I loved the night life, streetlight people, and big city lights! Whether it was in Omaha, Denver, or St. Louis, I just could not get enough of the night!
Until I realized, I shouldn’t be out that late, because little good can be accomplished in the dark.
It’s getting harder for me to drive, because it’s harder for me to see, and harder for me to justify any reasonable motivation to be out so late.
So I’d rather get to bed and dream of the light!
God wants us to dream about that light, but it’s not just any light, it’s a very special Epiphany light that shines through any darkness we might encounter.
If it is the chaos of a world lost in darkness without form and void, God gives us the light of His Word to stand firmly on when all else is confusion and hypocrisy.
If it is those quiet times when God does not seem to be revealing Himself in ways that seem obvious, the beacon of the sacraments beckons us with the concrete presence of God forgiving us and strengthening our feeble faith.
If it feels like the whole world is crucifying our Christ all over again, and it seems like another period of darkness when the Son no longer seems to be there; Isaiah shows us once again, the brightness of Christ is in His Resurrection, which is always without end.
Then Isaiah reminds us of the Magi who came bearing gifts of Gold and Frankincense to the King of the Universe who would be the light of the world!
And Isaiah prophesies an eternal city with “…its temple…the Lord God almighty and the lamb. And the city has no need of sun or moon to shine on it, for the glory of God gives it light, and its lamp is the Lamb. By its light will the nations walk, and the kings of the earth will bring their glory into it, and its gates will never be shut by day-and there will be no night there.” (Revelation 21:23-25)

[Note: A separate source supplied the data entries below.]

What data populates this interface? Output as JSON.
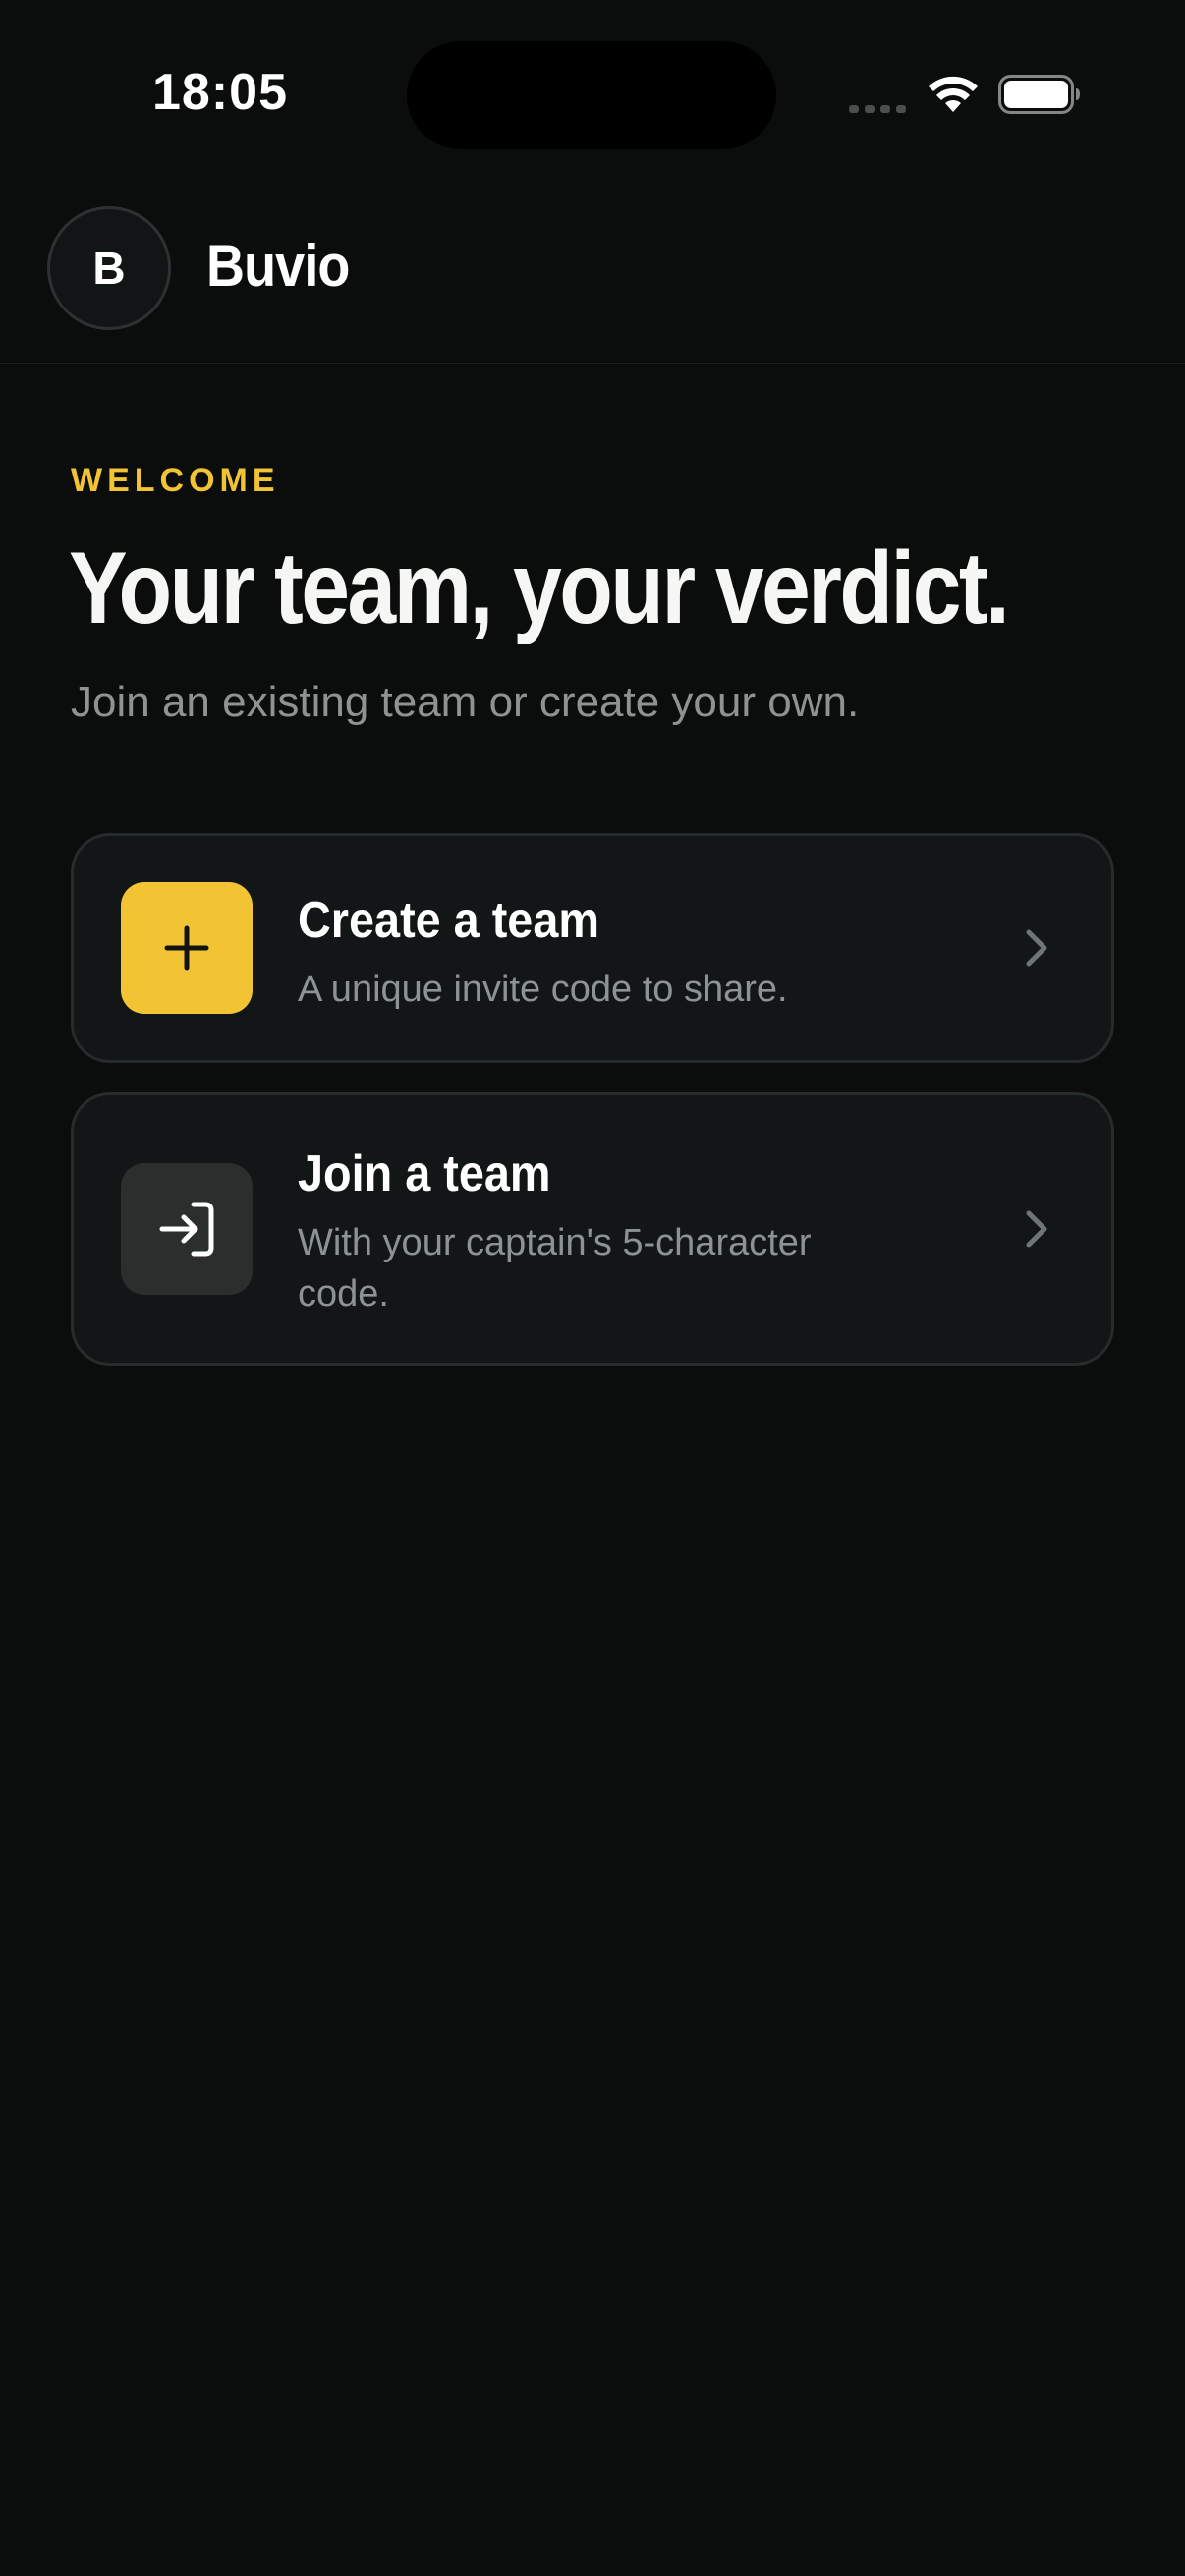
{
  "status_bar": {
    "time": "18:05",
    "icons": [
      "signal-icon",
      "wifi-icon",
      "battery-icon"
    ]
  },
  "header": {
    "avatar_initial": "B",
    "app_name": "Buvio"
  },
  "main": {
    "eyebrow": "WELCOME",
    "headline": "Your team, your verdict.",
    "subtitle": "Join an existing team or create your own.",
    "options": [
      {
        "icon": "plus-icon",
        "title": "Create a team",
        "description": "A unique invite code to share."
      },
      {
        "icon": "sign-in-icon",
        "title": "Join a team",
        "description": "With your captain's 5-character code."
      }
    ]
  },
  "colors": {
    "background": "#0b0d0d",
    "accent": "#f2c433",
    "card": "#131616",
    "card_border": "#262b2b",
    "muted_text": "#8d9292"
  }
}
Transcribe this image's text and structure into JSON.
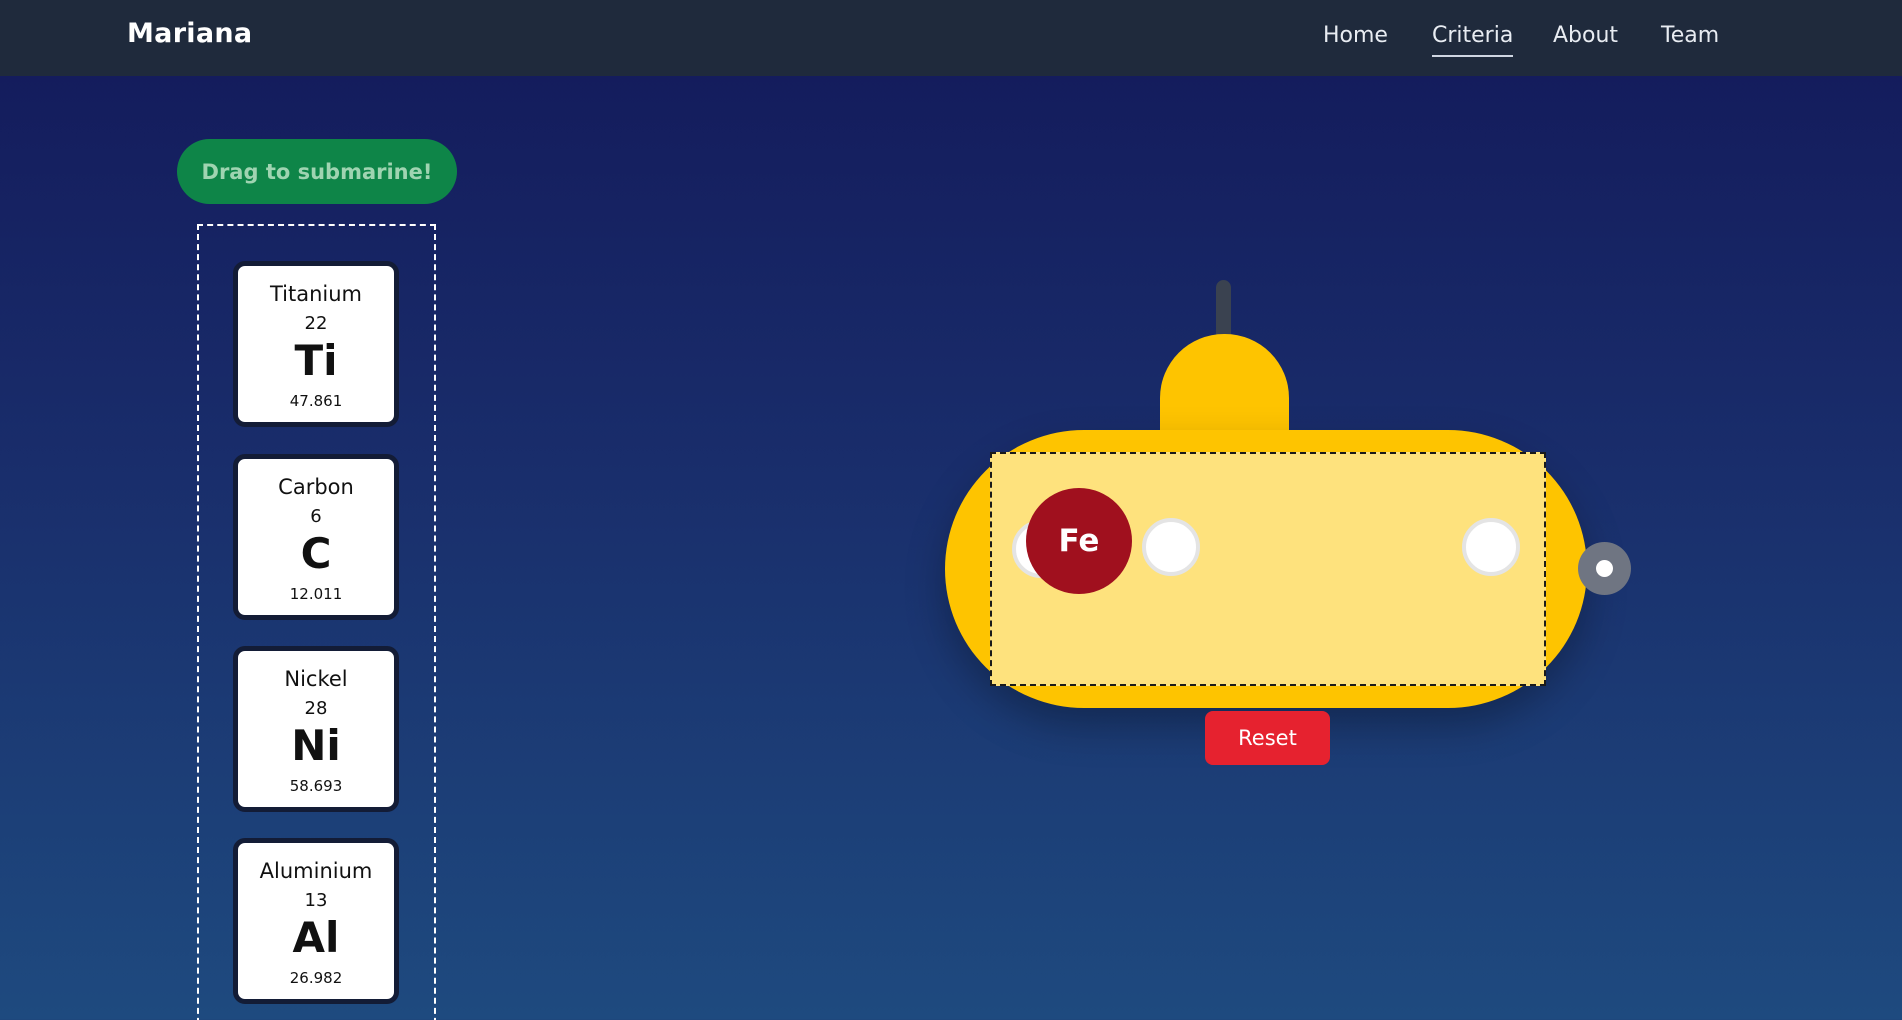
{
  "navbar": {
    "brand": "Mariana",
    "links": [
      {
        "label": "Home"
      },
      {
        "label": "Criteria",
        "active": true
      },
      {
        "label": "About"
      },
      {
        "label": "Team"
      }
    ]
  },
  "tray": {
    "instruction": "Drag to submarine!",
    "elements": [
      {
        "name": "Titanium",
        "number": "22",
        "symbol": "Ti",
        "mass": "47.861"
      },
      {
        "name": "Carbon",
        "number": "6",
        "symbol": "C",
        "mass": "12.011"
      },
      {
        "name": "Nickel",
        "number": "28",
        "symbol": "Ni",
        "mass": "58.693"
      },
      {
        "name": "Aluminium",
        "number": "13",
        "symbol": "Al",
        "mass": "26.982"
      }
    ]
  },
  "submarine": {
    "loaded_element": "Fe",
    "reset_label": "Reset"
  },
  "colors": {
    "navbar": "#1f2a3c",
    "background_top": "#13195a",
    "background_bottom": "#1e4a7f",
    "drag_label": "#0e8548",
    "submarine": "#fec400",
    "cargo_area": "#fee27d",
    "loaded_chip": "#a0101e",
    "reset_button": "#e6222f"
  }
}
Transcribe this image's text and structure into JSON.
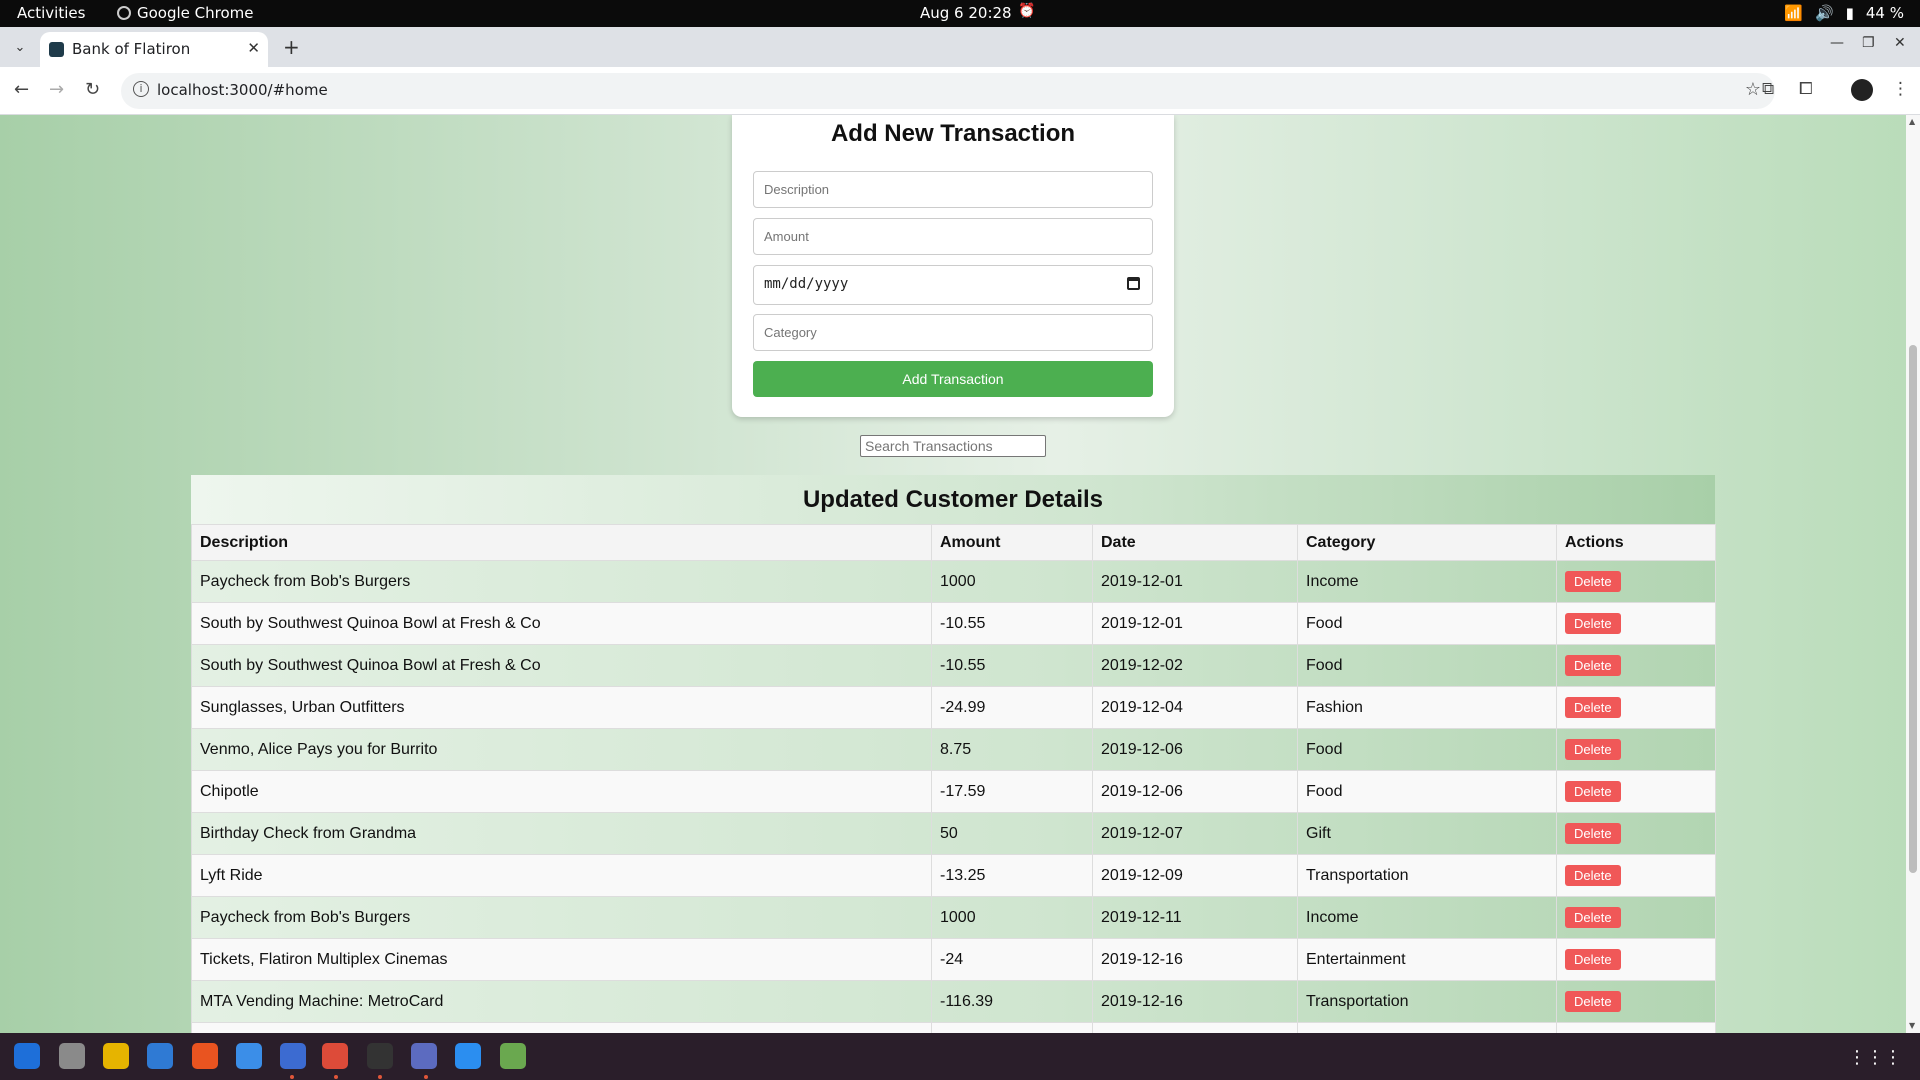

For there is no such thing as darkness only the absence of light and the light is Jesus!
Well my mother and father’s night came to a close that faithful night on the drive from Minneapolis to the Black Hills of South Dakota.
And driving up to that majestic monument was so much more than my parents could possibly describe for us, with the light of day shining, on the face of those magnificent men!
So will that final day be for us. For even though we live in, through, and sometimes even oppressed by these dark days; the light of Christ’s eternal living will shine in a way that we could never comprehend now, but can have absolute hope for; that through the darkness there will be light.